Serzh Sarkisian has been inaugrated as president of Armenia nearly two months after elections which the opposition criticised as rigged.
As he was sworn in before dozens of foreign dignitaries and government officials inside the opera house in the capital Yerevan, Sarkisian promised to work with his opponents.
Sarkisian, a former prime minister who was hand-picked by outgoing president Robert Kocharian, won 53 per cent of the vote in February's election.
But thousands of supporters of Levon Ter-Petrosian, the runner up, rallied for 11 days against the result, accusing authorities of fraud.
In his inaugural address before parliament, Sarkisian said: "This ceremony takes place about a month after painful events, which inflicted wounds that are still fresh."
"These wounds caused pain and bitterness to all of us. Today, I urge everybody to look forward, together, to seek and find the path of reconciliation, of development, for the future of Armenia."
State of emergency
Following the presidential election, clashes erupted when riot police moved in to disperse protesters on March 1.
Seven civilians and one security officer were killed and dozens were injured, many from gunshot wounds.
A 20-day state of emergency imposed after the unrest was lifted on March 20, but tough restrictions on public demonstrations remain in place.
Police have arrested 90 people in connection with the unrest, including many senior opposition figures.
Western observers issued an overall positive assessment of the February 19 election, but noted serious flaws, especially during the vote count.
The 53-year-old had been prime minister since last year after his Republican Party swept parliamentary polls.

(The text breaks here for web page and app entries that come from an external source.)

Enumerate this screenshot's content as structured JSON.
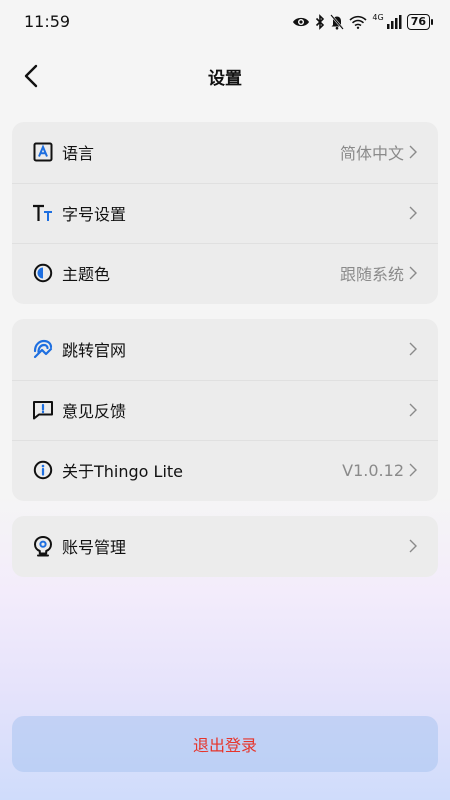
{
  "status_bar": {
    "time": "11:59",
    "network": "4G",
    "battery": "76"
  },
  "header": {
    "title": "设置"
  },
  "groups": [
    {
      "items": [
        {
          "label": "语言",
          "value": "简体中文",
          "icon": "language-icon"
        },
        {
          "label": "字号设置",
          "value": "",
          "icon": "font-size-icon"
        },
        {
          "label": "主题色",
          "value": "跟随系统",
          "icon": "theme-icon"
        }
      ]
    },
    {
      "items": [
        {
          "label": "跳转官网",
          "value": "",
          "icon": "website-icon"
        },
        {
          "label": "意见反馈",
          "value": "",
          "icon": "feedback-icon"
        },
        {
          "label": "关于Thingo Lite",
          "value": "V1.0.12",
          "icon": "info-icon"
        }
      ]
    },
    {
      "items": [
        {
          "label": "账号管理",
          "value": "",
          "icon": "account-icon"
        }
      ]
    }
  ],
  "logout": {
    "label": "退出登录",
    "color": "#e6352b"
  },
  "colors": {
    "accent_blue": "#1e6fe0",
    "value_text": "#8a8a8a"
  }
}
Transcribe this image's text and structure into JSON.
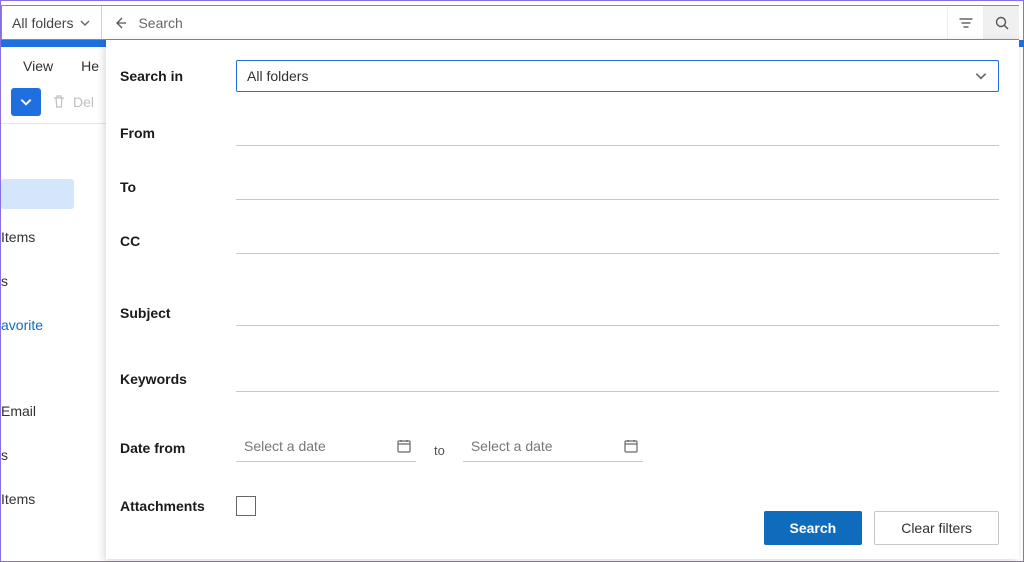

The former Soviet republic, a Christian state of around three million people, lies on the edge of the Caucasus region and is a key energy transit route between Asia and Europe.